Marine biologists at the Universidad Nacional in Punta Arenas started the program. They cultivated oyster spat from the Japanese species M. gigas that would grow in warm water and then set up a system that leased permits to groups of twelve that must include at least one commercial fisherman. The goal was to establish a new industry in waters that had been overfished. In the Gulf of Nicoya, fishing productivity had fallen by eighty percent between 1995 and 2015 due to overfishing. In 2011, the Puerto Níspero Fishing Association made its own sustainability plan, like Tarcoles, and created no-fishing zones and limited gear to hook and line. But still, comeback was slow and the coastal communities were impoverished. So oyster farming is a new, nascent solution.
These bivalves require no feed, no fresh water, and no antibiotics. Each oyster filters fifty gallons of water a day.
We made a quick detour to pick up one of the crew, Marta Guadamuz. She had been married to a commercial fisherman for many years. During this time, she often asked him to take her out fishing with him so she could experience the ocean. He always told her she couldn’t because she’d then be too tired to do her chores. Now he found that he didn’t like being away from home, so he had taken to making the cages for the oysters but wasn’t going to the site. Marta does get out on the water and helps clean the oysters and get them ready for market. As the boat pulled up to the small floating hut where they processed their oysters, she told me, “I like it here at the oyster house. It’s a good way to make money. And it’s beautiful.”

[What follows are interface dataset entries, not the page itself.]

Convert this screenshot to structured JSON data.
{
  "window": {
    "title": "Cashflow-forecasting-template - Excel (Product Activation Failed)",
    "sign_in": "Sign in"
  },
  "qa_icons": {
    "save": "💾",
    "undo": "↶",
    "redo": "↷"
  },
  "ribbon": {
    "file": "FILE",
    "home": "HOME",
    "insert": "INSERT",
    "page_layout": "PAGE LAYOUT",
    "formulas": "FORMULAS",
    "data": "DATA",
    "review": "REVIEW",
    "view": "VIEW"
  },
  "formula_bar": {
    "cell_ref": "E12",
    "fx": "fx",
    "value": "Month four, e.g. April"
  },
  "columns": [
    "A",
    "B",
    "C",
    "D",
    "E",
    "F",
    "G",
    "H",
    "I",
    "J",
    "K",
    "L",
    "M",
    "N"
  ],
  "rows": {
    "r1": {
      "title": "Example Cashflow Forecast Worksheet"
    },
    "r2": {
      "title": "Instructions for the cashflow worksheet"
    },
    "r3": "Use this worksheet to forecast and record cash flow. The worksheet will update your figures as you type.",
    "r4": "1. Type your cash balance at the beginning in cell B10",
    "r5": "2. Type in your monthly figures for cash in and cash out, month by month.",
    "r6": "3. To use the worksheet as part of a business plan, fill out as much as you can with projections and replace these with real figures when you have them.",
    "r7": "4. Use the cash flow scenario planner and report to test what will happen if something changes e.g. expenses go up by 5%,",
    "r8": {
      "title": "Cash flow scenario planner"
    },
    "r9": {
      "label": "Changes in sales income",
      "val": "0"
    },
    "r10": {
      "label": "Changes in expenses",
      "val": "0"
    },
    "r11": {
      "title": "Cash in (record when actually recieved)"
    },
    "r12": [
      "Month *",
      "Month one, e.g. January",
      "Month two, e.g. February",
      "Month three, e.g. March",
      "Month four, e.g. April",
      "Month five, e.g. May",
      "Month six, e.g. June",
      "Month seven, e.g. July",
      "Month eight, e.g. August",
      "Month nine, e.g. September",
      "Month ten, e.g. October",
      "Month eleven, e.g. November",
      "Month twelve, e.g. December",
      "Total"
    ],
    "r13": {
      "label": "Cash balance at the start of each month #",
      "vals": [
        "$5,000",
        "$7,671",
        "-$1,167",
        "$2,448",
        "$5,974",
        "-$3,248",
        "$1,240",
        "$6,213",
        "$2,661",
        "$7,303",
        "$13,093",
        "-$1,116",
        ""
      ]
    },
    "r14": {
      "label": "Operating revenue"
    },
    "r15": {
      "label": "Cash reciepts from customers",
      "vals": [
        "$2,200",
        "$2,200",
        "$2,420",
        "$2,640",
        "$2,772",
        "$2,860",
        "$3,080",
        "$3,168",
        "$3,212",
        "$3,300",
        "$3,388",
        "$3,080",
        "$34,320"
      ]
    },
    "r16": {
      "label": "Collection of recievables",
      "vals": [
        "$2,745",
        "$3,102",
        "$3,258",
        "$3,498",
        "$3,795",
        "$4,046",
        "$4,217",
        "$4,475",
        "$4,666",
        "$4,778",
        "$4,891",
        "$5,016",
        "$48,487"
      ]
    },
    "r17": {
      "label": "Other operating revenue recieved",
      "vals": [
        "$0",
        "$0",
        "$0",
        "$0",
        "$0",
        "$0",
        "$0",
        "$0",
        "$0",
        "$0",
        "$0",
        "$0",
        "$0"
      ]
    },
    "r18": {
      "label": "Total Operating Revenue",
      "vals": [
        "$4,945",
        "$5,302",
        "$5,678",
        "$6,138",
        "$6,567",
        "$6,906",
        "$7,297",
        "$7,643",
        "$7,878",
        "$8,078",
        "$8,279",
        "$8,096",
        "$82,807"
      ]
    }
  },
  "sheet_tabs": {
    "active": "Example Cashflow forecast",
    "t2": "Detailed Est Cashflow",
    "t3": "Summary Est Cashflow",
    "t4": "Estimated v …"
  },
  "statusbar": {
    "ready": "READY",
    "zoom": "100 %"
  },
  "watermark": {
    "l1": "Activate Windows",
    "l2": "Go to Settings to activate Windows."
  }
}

The oysters were super mild with low brine and a lovely deep cup. It felt so familiar and so innovative at the same time. It made me think about how humans are seekers yet also creatures of habit; we desire familiarity yet need novelty. Ceviche is a food of paradox; its constant variations are creative tensions between the past and the future, between nature and culture, between what has been and what is to come.